Building Australia’s Knowledge City
Campbelltown City Council will officially launch its strategic vision for a new health and education precinct, bringing together medical science, research and education, as a way to fuel jobs growth while also improving local health outcomes.
NSW Education Minister Rob Stokes MP will unveil the vision, which is aimed at providing world leading education and specialist community-based care in areas of paediatrics, Aboriginal health and gastro motility, through new science-based research and discovery.
“By assembling a critical mass of co-located research, teaching and clinical services, the Campbelltown Health and Education precinct can establish itself as one of Australia’s leading innovation districts,” Mr Stokes said.
“Education and health is no longer just about service delivery, they are important urban and economic drivers, particularly in the Macarthur region, where there is a strong agglomeration of health and education providers.”
Mayor of Campbelltown, Cr George Brticevic, said health and education was the city’s largest employer, currently accounting for almost 30 per cent of all jobs.
“Health and education is at the centre of our growth story, and by building on our existing partnerships with Campbelltown Hospital, Western Sydney University, TAFE NSW and other industry leaders, we have an opportunity to develop a nationally recognised centre of research, medicine and health,” Cr Brticevic said.
At 400 hectares, the Campbelltown Health and Education Precinct, which will include Campbelltown Hospital, Campbelltown Private Hospital, and the Macarthur Clinical School, is the largest of Western Sydney’s five health and education precincts.
There will also be opportunities for the precinct to connect to the nearby WSU campus, TAFE NSW campus, as well as potentially link to future business parks, and the city’s commercial and retail centres.
“In addition to the generation of more concentrated smart jobs, the health and education precinct will provide an environment that has the potential to act as a catalyst to attract industry and employment opportunities that ensure we can continue to develop and retain the next generation of local leaders,” Cr Brticevic said.
Campbelltown and Macarthur – Fast Facts
- Campbelltown’s economy is valued at more than $8.8 billion and will grow to $15.1 billion by 2030. This is a total growth rate of more than 71%, compared to Western Sydney’s expected total growth of 60%.
- 28% of the jobs in Campbelltown currently belong to the health and education sectors.
- 70% of doctors trained at Western Sydney University’s School of Medicine located at Campbelltown, stay and practice medicine in the city and surrounding region.

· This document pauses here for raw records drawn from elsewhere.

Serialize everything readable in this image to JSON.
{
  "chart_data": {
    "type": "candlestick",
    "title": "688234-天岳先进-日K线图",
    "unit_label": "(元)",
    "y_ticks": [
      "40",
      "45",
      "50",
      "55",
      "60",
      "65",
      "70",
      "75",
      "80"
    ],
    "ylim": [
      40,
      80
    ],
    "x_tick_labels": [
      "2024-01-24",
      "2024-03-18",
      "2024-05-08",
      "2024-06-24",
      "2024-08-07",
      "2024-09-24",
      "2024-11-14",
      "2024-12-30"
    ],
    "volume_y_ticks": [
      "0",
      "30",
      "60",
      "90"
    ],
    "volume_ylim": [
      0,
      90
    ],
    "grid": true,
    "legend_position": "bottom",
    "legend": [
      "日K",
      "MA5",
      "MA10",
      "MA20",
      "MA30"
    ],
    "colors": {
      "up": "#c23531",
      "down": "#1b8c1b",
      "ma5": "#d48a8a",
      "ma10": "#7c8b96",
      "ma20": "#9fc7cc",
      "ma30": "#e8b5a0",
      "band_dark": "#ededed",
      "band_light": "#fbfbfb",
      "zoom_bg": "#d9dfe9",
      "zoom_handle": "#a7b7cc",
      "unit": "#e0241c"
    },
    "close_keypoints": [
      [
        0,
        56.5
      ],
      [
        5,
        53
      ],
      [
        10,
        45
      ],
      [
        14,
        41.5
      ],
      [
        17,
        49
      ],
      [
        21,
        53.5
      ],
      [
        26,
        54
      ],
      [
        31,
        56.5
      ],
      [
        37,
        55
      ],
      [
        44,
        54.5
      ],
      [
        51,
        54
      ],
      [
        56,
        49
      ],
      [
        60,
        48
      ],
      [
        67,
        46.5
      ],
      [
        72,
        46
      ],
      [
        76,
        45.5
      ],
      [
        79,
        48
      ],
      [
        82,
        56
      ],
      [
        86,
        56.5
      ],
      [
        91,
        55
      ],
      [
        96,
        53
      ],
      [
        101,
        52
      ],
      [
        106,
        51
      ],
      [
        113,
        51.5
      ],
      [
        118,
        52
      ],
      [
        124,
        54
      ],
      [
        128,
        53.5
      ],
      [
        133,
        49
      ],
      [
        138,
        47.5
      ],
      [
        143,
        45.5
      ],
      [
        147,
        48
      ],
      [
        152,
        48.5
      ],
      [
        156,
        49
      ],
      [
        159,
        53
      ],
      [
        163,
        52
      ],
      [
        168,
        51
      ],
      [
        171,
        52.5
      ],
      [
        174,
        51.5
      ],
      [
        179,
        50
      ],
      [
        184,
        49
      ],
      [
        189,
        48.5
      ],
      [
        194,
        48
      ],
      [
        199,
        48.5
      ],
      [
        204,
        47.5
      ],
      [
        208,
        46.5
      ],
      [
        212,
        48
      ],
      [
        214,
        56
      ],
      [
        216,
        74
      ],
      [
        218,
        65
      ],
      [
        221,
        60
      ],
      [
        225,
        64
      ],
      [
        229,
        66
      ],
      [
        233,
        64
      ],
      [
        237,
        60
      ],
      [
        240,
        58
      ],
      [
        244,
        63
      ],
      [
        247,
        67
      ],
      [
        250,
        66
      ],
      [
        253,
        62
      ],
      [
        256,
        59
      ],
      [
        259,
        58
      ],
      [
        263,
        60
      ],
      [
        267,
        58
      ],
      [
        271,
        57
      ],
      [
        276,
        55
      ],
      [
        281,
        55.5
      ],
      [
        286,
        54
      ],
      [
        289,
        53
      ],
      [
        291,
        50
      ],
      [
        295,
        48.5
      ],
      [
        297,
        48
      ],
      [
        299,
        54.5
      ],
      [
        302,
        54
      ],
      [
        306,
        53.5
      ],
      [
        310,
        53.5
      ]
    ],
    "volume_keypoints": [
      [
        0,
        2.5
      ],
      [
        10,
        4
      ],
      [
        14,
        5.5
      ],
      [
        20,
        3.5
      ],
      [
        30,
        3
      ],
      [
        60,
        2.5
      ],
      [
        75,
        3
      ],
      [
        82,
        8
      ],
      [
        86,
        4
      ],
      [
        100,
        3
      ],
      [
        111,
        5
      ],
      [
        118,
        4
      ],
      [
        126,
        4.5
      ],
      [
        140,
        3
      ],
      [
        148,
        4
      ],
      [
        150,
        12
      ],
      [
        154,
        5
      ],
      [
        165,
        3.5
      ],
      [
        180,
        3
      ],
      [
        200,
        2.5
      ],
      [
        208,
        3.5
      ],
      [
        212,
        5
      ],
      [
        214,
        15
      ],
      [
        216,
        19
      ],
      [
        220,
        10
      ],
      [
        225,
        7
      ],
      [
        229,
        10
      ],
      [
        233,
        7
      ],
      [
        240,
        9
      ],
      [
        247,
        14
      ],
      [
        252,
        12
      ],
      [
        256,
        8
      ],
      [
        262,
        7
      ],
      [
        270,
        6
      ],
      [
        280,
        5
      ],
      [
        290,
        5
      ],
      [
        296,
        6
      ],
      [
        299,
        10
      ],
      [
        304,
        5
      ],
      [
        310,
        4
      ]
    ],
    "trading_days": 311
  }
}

- More than 70% of Campbelltown is natural environment – this will be reflected in the design of our urban centre, which will see the blue and green grid incorporated into the city core.
- The price of a house in Campbelltown is 41% lower than the Sydney average.

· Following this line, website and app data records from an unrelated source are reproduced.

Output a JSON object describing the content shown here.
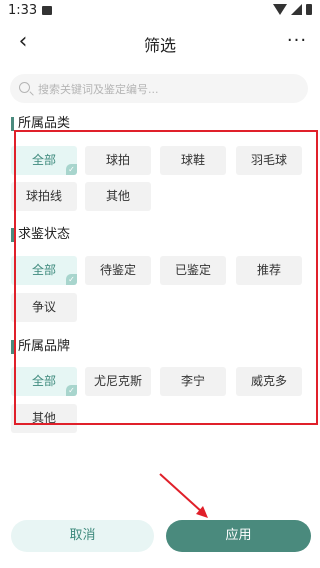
{
  "status_bar": {
    "time": "1:33"
  },
  "header": {
    "title": "筛选",
    "back_glyph": "‹",
    "more_glyph": "···"
  },
  "search": {
    "placeholder": "搜索关键词及鉴定编号...",
    "value": ""
  },
  "sections": [
    {
      "title": "所属品类",
      "options": [
        {
          "label": "全部",
          "selected": true
        },
        {
          "label": "球拍",
          "selected": false
        },
        {
          "label": "球鞋",
          "selected": false
        },
        {
          "label": "羽毛球",
          "selected": false
        },
        {
          "label": "球拍线",
          "selected": false
        },
        {
          "label": "其他",
          "selected": false
        }
      ]
    },
    {
      "title": "求鉴状态",
      "options": [
        {
          "label": "全部",
          "selected": true
        },
        {
          "label": "待鉴定",
          "selected": false
        },
        {
          "label": "已鉴定",
          "selected": false
        },
        {
          "label": "推荐",
          "selected": false
        },
        {
          "label": "争议",
          "selected": false
        }
      ]
    },
    {
      "title": "所属品牌",
      "options": [
        {
          "label": "全部",
          "selected": true
        },
        {
          "label": "尤尼克斯",
          "selected": false
        },
        {
          "label": "李宁",
          "selected": false
        },
        {
          "label": "威克多",
          "selected": false
        },
        {
          "label": "其他",
          "selected": false
        }
      ]
    }
  ],
  "footer": {
    "cancel_label": "取消",
    "apply_label": "应用"
  },
  "colors": {
    "accent": "#4a8a7d",
    "annotation": "#e0202a"
  }
}
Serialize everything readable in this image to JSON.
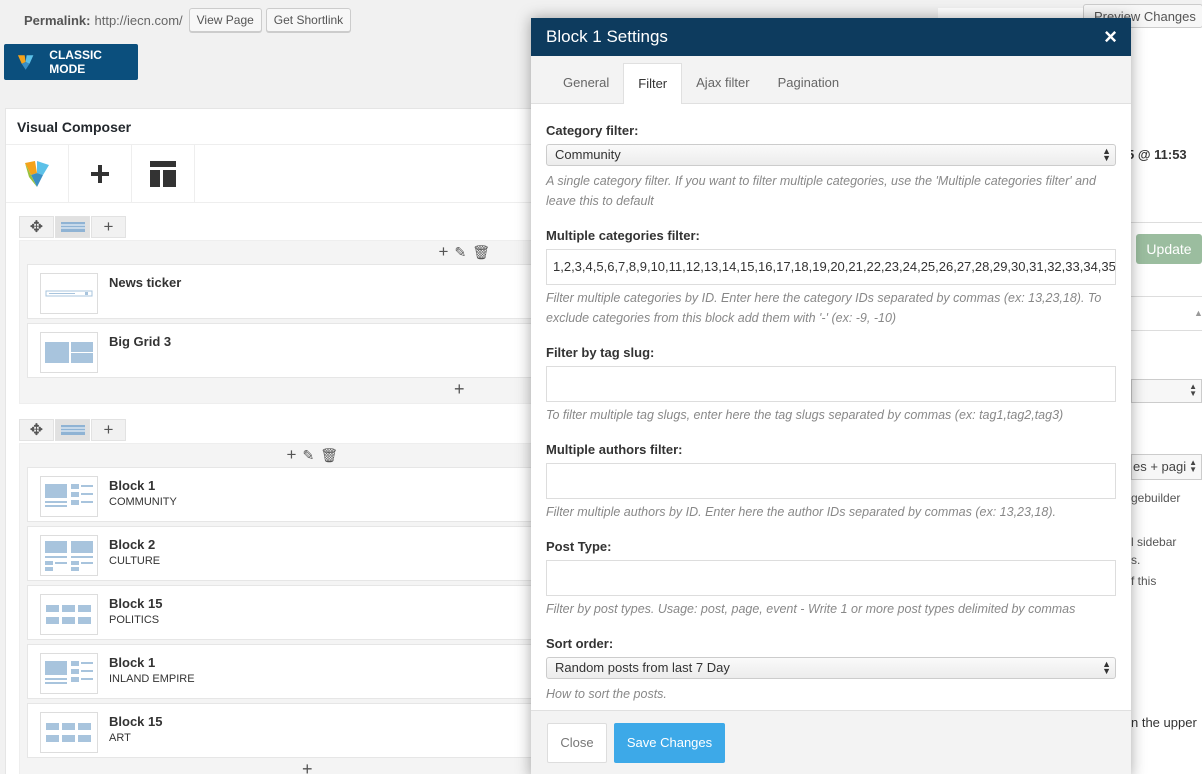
{
  "editor": {
    "permalink_label": "Permalink:",
    "permalink_url": "http://iecn.com/",
    "view_page": "View Page",
    "get_shortlink": "Get Shortlink",
    "classic_mode": "CLASSIC MODE",
    "vc_title": "Visual Composer"
  },
  "rows": [
    {
      "elements": [
        {
          "name": "News ticker",
          "sub": ""
        },
        {
          "name": "Big Grid 3",
          "sub": ""
        }
      ]
    },
    {
      "elements": [
        {
          "name": "Block 1",
          "sub": "COMMUNITY"
        },
        {
          "name": "Block 2",
          "sub": "CULTURE"
        },
        {
          "name": "Block 15",
          "sub": "POLITICS"
        },
        {
          "name": "Block 1",
          "sub": "INLAND EMPIRE"
        },
        {
          "name": "Block 15",
          "sub": "ART"
        }
      ]
    }
  ],
  "sidebar": {
    "preview_changes": "Preview Changes",
    "date": "5 @ 11:53",
    "update": "Update",
    "select_text": "es + pagi",
    "t1": "gebuilder",
    "t2": "l sidebar",
    "t3": "s.",
    "t4": "f this",
    "t5": "n the upper"
  },
  "modal": {
    "title": "Block 1 Settings",
    "close_symbol": "×",
    "tabs": [
      "General",
      "Filter",
      "Ajax filter",
      "Pagination"
    ],
    "active_tab": "Filter",
    "fields": {
      "category_filter": {
        "label": "Category filter:",
        "value": "Community",
        "help": "A single category filter. If you want to filter multiple categories, use the 'Multiple categories filter' and leave this to default"
      },
      "multiple_categories": {
        "label": "Multiple categories filter:",
        "value": "1,2,3,4,5,6,7,8,9,10,11,12,13,14,15,16,17,18,19,20,21,22,23,24,25,26,27,28,29,30,31,32,33,34,35",
        "help": "Filter multiple categories by ID. Enter here the category IDs separated by commas (ex: 13,23,18). To exclude categories from this block add them with '-' (ex: -9, -10)"
      },
      "tag_slug": {
        "label": "Filter by tag slug:",
        "value": "",
        "help": "To filter multiple tag slugs, enter here the tag slugs separated by commas (ex: tag1,tag2,tag3)"
      },
      "authors": {
        "label": "Multiple authors filter:",
        "value": "",
        "help": "Filter multiple authors by ID. Enter here the author IDs separated by commas (ex: 13,23,18)."
      },
      "post_type": {
        "label": "Post Type:",
        "value": "",
        "help": "Filter by post types. Usage: post, page, event - Write 1 or more post types delimited by commas"
      },
      "sort_order": {
        "label": "Sort order:",
        "value": "Random posts from last 7 Day",
        "help": "How to sort the posts."
      }
    },
    "close_button": "Close",
    "save_button": "Save Changes"
  }
}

- The City of Campbelltown could serve a population catchment of more than 800,000 people within the next 20 years. Providing jobs, housing, shops, schools and services within 30 minutes for a population of this size requires higher density land uses and more efficient transport services.
- The City of Campbelltown is the southern gateway to Sydney. It is well connected with direct access to Sydney, the Illawarra, Southern Highlands, Canberra, Sydney International Airport and the Western Sydney Airport.
- There are seven railway stations in the Campbelltown LGA, from Glenfield to Macarthur – ideal locations for employment and residential growth and development.
- Transformation of the city’s economy will be led by an urban model of clustering, connecting and collaboration.
- The City of Campbelltown will diversify the job opportunities, attracting specialised, higher order employment to rebalance the 64% of working residents that currently leave Campbelltown every day for work.